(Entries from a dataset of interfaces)
+--
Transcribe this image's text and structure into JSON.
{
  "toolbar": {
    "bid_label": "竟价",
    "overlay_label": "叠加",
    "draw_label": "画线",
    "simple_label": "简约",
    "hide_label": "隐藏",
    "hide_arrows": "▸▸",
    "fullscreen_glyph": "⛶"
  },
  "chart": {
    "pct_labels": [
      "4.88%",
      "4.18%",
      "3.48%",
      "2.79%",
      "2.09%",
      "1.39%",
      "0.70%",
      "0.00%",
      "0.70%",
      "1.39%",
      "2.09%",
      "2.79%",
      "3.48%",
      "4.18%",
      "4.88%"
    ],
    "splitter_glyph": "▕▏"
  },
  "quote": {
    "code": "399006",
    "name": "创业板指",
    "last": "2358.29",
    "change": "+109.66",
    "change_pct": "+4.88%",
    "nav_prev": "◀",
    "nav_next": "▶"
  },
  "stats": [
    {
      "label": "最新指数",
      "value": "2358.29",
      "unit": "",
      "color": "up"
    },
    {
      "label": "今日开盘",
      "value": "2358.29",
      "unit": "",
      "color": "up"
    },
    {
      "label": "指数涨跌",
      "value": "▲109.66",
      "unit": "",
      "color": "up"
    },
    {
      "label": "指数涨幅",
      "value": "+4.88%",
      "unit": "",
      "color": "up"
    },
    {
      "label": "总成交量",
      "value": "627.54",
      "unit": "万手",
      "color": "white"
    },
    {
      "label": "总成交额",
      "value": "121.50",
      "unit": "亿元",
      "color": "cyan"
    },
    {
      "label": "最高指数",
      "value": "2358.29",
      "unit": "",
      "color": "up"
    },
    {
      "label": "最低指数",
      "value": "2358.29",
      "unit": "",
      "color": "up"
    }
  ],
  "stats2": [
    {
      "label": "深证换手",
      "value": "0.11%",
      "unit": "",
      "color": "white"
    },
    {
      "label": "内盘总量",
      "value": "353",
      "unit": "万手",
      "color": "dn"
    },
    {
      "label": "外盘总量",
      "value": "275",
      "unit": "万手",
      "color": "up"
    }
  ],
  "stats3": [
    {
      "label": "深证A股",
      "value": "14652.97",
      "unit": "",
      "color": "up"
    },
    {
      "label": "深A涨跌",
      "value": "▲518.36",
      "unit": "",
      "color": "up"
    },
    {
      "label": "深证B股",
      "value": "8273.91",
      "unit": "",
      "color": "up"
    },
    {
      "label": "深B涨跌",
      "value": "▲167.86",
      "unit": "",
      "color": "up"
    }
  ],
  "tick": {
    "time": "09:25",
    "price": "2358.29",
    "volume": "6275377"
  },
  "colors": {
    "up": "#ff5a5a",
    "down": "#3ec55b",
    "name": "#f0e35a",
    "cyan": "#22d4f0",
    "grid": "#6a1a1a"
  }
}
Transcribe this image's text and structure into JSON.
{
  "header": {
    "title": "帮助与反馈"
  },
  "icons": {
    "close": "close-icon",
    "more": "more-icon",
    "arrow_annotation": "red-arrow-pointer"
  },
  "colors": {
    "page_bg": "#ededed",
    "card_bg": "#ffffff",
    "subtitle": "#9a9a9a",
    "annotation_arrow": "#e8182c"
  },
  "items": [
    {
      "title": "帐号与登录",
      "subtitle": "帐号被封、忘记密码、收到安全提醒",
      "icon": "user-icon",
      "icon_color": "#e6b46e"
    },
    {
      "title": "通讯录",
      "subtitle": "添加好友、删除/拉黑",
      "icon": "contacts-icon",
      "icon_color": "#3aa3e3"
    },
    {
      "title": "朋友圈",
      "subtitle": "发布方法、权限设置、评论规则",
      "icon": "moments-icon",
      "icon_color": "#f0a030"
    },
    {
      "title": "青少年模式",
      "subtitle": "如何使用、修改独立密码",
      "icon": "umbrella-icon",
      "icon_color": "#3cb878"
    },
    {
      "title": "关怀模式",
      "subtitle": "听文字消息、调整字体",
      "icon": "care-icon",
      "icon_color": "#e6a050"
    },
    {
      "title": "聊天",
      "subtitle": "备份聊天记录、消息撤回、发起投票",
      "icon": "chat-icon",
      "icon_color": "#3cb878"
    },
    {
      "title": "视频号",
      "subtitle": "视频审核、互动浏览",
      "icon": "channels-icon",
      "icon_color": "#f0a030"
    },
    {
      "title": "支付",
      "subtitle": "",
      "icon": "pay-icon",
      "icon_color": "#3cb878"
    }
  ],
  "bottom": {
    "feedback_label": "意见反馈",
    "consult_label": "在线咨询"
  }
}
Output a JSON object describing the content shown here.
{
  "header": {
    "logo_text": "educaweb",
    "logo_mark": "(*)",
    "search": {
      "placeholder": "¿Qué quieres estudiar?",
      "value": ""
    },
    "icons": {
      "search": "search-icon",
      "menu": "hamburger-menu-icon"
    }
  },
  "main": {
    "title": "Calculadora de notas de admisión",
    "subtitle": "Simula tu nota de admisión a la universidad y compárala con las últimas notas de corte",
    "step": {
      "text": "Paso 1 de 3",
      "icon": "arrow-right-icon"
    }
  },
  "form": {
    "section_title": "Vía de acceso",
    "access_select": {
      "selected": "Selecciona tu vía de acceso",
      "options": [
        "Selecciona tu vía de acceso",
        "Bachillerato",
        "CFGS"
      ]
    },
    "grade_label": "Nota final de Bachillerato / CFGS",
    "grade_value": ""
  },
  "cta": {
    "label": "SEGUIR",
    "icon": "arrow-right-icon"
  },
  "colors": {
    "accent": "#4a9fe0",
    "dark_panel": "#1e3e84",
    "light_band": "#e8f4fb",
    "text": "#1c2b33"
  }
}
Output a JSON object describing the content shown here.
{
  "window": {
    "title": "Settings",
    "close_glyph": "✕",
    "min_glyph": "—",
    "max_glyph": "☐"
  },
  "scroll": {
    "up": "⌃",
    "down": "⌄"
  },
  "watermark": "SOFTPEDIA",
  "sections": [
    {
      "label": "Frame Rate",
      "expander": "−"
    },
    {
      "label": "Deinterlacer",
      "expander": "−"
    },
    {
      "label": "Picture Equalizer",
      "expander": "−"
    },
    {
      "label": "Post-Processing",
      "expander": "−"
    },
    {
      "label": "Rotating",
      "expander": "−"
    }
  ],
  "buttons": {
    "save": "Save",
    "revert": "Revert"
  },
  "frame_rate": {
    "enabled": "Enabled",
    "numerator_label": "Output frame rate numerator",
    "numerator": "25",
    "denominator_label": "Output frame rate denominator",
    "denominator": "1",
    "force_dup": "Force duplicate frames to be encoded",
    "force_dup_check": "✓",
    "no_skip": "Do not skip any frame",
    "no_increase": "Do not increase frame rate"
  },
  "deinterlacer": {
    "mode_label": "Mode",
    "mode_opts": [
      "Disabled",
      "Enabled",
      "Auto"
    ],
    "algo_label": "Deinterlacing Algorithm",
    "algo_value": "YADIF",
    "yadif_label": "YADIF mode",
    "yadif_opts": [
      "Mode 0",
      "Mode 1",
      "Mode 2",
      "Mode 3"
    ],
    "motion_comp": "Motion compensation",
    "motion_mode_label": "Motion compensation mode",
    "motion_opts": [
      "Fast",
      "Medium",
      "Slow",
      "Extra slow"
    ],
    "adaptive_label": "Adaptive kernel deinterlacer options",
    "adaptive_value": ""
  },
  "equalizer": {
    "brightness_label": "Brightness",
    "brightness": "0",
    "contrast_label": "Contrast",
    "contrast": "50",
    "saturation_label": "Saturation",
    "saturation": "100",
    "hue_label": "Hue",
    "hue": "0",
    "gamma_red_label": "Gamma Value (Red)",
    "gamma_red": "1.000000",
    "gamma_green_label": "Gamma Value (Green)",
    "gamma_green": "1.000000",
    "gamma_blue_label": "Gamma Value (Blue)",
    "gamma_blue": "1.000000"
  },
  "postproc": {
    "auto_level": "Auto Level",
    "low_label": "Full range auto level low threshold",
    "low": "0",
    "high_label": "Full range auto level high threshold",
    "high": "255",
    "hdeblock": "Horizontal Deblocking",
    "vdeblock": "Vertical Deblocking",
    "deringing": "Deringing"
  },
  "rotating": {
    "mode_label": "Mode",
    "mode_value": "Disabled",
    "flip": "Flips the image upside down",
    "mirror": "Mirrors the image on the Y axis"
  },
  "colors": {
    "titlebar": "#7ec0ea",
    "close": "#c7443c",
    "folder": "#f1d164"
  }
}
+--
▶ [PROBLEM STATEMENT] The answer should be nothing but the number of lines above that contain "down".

▶ [EXERCISE SOLUTION] 3